> _Exercise_
When the string "size" appears in a line of the records, show the whole line.

*** Material for this task ***

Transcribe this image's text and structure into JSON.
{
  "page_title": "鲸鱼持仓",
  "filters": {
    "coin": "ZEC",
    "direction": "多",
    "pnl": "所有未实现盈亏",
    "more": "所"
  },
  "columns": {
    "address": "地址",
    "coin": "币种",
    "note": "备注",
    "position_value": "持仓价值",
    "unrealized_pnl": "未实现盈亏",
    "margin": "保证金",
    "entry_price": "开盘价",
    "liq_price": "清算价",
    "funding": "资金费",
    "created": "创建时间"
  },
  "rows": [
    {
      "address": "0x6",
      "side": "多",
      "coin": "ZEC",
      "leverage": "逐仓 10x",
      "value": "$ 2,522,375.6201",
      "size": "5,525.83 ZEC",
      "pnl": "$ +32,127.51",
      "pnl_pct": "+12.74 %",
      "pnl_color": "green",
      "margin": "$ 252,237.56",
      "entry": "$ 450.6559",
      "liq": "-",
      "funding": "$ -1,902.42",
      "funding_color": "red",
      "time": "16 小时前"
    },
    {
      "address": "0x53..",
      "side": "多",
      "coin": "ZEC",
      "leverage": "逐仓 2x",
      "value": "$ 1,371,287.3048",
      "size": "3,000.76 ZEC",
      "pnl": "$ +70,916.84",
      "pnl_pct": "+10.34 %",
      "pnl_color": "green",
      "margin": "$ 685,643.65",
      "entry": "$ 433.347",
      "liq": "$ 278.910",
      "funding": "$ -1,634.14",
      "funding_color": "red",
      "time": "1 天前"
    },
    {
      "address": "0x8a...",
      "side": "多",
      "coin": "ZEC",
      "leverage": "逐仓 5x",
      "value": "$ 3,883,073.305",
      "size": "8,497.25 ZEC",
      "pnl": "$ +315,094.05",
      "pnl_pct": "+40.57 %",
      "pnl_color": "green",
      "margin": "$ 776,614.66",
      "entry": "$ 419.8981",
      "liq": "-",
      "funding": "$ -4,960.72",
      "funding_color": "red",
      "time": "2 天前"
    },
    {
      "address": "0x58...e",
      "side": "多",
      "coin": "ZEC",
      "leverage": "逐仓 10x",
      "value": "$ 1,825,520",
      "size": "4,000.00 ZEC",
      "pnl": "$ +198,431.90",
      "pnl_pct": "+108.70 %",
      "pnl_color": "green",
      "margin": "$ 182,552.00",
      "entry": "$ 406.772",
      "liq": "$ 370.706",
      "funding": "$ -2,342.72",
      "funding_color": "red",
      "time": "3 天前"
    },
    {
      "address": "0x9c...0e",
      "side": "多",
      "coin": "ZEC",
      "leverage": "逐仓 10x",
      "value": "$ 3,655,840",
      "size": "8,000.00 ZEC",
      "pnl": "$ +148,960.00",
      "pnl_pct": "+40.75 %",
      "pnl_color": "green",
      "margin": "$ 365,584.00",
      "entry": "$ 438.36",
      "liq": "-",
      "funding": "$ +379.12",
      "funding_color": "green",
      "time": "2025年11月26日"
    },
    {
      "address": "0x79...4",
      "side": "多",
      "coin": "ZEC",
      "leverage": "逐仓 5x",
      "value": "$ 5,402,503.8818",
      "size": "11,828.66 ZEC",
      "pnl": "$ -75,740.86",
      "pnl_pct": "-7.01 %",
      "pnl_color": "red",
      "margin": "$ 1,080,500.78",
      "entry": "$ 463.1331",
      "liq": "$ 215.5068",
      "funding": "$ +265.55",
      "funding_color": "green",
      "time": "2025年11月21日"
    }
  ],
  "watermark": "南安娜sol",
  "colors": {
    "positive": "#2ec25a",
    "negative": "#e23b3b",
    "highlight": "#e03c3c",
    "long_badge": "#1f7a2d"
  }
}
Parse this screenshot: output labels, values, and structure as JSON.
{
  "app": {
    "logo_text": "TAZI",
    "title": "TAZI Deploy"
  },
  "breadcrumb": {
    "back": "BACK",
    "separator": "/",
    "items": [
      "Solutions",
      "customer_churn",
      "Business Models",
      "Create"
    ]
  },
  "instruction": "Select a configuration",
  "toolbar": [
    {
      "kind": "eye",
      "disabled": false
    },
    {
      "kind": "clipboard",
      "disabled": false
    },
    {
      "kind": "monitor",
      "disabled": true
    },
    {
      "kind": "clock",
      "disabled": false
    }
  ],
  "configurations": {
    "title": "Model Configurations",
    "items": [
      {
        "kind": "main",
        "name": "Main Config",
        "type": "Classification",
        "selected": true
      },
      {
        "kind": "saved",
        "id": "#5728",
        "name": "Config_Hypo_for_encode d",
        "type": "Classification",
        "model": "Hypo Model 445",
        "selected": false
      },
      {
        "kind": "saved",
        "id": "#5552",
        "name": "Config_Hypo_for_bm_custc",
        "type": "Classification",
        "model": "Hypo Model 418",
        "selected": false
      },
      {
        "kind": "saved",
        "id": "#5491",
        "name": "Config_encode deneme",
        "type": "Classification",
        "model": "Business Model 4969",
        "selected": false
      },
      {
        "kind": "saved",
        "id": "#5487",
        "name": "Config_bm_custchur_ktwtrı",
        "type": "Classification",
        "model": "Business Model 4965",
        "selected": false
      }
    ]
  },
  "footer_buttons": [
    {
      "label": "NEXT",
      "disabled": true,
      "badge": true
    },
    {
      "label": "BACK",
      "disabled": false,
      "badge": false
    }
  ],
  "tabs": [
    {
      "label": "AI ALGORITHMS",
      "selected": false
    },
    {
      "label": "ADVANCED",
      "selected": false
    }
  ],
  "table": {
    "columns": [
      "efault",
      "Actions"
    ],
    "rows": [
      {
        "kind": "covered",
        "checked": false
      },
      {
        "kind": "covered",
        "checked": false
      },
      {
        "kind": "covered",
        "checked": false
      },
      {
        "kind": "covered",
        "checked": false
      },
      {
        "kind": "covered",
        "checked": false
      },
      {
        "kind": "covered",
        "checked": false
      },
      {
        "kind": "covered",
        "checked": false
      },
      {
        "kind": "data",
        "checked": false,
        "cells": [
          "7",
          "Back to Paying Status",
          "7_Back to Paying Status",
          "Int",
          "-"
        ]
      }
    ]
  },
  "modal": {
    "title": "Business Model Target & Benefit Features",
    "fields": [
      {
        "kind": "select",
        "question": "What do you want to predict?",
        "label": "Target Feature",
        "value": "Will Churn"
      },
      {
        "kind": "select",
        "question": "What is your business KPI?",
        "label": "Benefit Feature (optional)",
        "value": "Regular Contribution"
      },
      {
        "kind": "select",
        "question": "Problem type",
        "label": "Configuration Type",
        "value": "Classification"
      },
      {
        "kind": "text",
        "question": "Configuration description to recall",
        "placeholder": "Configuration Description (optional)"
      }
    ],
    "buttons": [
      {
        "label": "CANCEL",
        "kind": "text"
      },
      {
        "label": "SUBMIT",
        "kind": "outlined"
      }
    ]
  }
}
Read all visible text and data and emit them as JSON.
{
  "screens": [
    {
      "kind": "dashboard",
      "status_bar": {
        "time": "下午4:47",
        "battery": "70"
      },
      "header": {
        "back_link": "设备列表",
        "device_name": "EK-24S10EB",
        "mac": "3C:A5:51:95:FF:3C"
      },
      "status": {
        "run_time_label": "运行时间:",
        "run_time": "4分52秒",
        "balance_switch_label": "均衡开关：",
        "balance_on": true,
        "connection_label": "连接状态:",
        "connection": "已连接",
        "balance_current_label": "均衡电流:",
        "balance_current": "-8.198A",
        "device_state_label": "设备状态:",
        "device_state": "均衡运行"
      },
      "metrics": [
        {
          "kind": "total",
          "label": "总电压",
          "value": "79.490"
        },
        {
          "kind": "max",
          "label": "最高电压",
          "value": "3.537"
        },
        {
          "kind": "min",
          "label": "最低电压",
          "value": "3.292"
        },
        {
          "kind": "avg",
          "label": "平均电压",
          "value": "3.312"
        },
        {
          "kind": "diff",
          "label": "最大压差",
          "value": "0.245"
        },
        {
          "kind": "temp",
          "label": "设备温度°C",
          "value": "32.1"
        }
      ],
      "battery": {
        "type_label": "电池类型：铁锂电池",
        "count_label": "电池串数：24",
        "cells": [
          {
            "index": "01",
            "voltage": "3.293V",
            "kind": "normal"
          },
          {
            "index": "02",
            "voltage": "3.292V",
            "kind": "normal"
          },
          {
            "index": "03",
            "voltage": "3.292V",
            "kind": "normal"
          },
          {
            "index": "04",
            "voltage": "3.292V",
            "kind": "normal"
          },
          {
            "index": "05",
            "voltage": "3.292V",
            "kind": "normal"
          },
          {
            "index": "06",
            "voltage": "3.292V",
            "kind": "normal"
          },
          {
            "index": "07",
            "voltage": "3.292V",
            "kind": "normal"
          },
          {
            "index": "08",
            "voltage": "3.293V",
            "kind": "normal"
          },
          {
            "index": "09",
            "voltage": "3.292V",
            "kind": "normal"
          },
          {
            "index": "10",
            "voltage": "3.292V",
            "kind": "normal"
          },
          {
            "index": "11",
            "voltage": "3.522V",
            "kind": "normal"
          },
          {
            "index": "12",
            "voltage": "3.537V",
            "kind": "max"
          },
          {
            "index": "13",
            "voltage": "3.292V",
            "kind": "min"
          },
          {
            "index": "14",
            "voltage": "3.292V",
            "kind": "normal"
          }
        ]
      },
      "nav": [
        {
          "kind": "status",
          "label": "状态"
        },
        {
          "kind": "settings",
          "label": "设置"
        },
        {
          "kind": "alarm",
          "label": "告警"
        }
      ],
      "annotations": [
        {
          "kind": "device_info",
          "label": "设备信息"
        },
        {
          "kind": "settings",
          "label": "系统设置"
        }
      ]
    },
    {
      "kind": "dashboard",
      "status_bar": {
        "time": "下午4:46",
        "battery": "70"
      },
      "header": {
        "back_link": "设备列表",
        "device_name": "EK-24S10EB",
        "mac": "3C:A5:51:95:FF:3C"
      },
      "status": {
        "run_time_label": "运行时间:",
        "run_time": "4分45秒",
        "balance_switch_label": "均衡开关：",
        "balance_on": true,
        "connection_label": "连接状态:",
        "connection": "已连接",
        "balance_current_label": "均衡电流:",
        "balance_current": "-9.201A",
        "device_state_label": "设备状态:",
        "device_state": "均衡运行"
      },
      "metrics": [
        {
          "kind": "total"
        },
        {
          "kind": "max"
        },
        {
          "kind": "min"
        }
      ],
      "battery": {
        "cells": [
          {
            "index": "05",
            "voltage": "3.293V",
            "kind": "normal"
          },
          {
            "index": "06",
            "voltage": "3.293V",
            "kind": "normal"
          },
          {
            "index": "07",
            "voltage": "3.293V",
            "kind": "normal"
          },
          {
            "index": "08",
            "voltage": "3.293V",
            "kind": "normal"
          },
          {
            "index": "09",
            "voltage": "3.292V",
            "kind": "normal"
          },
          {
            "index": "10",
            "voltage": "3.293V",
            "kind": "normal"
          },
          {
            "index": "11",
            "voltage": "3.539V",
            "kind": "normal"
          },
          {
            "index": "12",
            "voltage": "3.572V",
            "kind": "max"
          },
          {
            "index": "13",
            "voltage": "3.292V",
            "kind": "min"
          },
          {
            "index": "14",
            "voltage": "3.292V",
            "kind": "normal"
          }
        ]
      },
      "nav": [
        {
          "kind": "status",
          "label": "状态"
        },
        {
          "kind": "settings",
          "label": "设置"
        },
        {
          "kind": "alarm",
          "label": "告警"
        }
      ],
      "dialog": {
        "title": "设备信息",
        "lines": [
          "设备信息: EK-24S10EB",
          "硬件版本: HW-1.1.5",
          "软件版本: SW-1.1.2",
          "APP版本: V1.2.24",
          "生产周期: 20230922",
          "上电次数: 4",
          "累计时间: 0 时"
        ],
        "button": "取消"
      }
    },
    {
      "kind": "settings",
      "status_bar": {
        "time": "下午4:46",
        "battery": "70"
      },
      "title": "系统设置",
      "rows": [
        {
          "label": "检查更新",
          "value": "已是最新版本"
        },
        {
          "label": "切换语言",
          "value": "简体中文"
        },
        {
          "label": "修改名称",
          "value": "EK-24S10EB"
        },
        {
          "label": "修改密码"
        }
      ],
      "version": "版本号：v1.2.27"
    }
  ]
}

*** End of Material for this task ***

> _Task response_
      "size": "5,525.83 ZEC",
      "size": "3,000.76 ZEC",
      "size": "8,497.25 ZEC",
      "size": "4,000.00 ZEC",
      "size": "8,000.00 ZEC",
      "size": "11,828.66 ZEC",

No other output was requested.